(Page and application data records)
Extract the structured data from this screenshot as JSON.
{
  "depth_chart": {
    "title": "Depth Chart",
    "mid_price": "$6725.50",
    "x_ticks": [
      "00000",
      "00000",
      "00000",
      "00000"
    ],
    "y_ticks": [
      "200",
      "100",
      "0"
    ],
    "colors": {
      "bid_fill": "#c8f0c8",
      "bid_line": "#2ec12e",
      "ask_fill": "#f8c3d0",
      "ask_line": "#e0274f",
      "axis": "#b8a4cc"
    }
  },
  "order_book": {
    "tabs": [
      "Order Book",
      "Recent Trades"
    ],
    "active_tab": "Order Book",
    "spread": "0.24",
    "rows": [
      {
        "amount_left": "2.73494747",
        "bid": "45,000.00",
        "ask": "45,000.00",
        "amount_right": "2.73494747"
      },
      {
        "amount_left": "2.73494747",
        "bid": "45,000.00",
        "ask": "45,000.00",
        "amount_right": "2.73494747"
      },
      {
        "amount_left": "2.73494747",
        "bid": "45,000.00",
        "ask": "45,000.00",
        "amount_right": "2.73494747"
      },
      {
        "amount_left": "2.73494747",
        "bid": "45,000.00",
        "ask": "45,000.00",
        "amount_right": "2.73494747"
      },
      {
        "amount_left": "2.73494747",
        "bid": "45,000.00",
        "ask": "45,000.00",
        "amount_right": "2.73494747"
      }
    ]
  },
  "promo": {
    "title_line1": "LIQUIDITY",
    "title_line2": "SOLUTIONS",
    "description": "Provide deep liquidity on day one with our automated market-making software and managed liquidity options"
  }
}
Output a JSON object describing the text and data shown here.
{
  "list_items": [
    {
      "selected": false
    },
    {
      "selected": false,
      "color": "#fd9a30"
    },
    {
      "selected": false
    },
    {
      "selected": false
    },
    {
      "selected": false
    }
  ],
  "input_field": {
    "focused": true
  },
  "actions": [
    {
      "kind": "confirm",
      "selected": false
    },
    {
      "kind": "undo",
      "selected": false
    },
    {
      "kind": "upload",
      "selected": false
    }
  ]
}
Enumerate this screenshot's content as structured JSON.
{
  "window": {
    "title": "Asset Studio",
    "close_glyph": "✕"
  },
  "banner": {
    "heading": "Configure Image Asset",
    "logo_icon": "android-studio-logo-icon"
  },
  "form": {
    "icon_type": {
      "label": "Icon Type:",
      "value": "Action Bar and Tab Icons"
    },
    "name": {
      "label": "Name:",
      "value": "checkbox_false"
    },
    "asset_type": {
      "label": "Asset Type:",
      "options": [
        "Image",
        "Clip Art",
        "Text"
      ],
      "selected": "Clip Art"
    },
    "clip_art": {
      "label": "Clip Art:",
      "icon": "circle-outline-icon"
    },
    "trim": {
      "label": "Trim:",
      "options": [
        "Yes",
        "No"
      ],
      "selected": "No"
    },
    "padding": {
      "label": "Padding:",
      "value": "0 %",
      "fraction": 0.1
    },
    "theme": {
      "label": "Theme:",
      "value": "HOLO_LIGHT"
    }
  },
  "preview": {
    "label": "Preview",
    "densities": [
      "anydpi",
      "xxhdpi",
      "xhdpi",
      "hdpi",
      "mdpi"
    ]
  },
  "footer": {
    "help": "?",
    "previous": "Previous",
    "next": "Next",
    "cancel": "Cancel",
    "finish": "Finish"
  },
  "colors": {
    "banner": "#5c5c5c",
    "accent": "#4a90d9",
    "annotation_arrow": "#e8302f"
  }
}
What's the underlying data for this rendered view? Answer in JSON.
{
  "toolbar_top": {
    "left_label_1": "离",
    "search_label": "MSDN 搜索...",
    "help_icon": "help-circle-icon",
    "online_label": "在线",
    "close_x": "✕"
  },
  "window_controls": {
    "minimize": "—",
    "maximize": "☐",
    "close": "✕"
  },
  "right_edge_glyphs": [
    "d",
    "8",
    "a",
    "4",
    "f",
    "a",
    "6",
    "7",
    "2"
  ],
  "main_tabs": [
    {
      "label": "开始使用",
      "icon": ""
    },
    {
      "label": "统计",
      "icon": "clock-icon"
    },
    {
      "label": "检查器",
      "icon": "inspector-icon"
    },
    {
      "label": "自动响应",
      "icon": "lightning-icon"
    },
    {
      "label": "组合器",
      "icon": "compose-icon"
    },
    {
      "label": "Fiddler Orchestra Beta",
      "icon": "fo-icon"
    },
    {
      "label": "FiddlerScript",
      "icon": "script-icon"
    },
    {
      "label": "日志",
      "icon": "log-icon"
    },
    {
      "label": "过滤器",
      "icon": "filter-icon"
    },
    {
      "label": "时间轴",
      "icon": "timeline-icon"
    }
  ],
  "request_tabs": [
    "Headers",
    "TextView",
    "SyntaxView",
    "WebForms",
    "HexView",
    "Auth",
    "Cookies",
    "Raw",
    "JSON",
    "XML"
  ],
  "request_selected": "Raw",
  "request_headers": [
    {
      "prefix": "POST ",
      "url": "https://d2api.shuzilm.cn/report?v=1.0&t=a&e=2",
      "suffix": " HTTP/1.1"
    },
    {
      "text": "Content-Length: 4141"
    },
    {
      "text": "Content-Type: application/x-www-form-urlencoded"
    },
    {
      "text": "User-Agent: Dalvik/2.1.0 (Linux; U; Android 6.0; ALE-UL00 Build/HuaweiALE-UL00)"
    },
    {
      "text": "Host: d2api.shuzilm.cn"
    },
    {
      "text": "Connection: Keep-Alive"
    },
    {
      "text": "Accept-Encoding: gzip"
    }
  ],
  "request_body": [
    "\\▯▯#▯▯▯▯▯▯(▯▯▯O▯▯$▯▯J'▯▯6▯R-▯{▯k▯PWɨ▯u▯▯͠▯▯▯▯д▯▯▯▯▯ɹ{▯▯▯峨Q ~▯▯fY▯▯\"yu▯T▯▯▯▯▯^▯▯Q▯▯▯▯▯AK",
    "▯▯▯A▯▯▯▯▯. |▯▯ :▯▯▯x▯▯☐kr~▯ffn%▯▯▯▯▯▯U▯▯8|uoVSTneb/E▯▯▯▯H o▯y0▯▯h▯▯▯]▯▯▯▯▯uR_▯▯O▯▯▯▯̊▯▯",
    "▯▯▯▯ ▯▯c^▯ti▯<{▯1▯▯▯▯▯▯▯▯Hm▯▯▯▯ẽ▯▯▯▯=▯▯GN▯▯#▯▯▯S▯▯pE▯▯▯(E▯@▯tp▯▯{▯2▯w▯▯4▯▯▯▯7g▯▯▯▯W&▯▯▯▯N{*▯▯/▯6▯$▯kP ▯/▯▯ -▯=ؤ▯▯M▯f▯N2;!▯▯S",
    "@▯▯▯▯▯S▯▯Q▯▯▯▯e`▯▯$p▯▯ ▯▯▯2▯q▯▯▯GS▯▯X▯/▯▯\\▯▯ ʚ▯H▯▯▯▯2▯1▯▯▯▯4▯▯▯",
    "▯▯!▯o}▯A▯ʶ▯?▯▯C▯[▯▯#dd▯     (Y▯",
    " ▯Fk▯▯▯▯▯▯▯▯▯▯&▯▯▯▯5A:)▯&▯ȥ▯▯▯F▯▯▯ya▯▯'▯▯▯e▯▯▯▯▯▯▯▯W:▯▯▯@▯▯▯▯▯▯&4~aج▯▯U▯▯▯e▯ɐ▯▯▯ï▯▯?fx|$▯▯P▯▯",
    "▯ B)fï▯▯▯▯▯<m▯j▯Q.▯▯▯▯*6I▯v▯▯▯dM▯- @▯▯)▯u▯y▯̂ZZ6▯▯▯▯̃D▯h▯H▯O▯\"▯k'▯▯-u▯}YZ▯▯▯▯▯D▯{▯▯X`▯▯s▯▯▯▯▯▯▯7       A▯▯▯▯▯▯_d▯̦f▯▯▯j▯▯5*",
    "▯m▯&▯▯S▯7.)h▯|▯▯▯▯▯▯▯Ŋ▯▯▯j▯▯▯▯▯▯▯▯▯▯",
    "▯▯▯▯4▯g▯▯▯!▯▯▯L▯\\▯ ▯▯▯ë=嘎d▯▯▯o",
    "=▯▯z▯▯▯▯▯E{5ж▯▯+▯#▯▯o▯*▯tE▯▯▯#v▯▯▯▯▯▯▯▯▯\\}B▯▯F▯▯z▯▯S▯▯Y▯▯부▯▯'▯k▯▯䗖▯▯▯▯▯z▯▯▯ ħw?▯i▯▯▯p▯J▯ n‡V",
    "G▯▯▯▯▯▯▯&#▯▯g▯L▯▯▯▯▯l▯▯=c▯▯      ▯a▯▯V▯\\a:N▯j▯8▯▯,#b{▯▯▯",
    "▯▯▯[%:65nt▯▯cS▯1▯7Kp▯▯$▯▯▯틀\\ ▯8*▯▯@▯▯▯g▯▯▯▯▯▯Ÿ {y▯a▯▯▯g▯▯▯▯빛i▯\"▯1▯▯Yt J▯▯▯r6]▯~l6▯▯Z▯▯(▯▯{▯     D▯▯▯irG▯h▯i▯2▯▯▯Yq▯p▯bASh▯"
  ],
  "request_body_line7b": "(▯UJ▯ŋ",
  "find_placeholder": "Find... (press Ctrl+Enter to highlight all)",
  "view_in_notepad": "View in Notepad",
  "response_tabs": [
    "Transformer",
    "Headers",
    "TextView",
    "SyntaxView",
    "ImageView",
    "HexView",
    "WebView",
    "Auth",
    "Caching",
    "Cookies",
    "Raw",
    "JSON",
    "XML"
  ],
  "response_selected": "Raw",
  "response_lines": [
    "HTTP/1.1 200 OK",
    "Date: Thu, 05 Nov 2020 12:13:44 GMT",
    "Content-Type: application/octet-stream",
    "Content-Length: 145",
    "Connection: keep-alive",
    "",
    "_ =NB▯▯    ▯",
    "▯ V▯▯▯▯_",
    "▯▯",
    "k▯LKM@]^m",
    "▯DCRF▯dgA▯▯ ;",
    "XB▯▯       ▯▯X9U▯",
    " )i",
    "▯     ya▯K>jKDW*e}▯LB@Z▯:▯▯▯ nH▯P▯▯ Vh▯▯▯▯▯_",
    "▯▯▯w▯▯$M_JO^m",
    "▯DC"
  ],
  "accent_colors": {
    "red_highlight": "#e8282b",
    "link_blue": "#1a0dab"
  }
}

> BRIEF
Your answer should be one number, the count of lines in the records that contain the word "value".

> TASK RESULT
4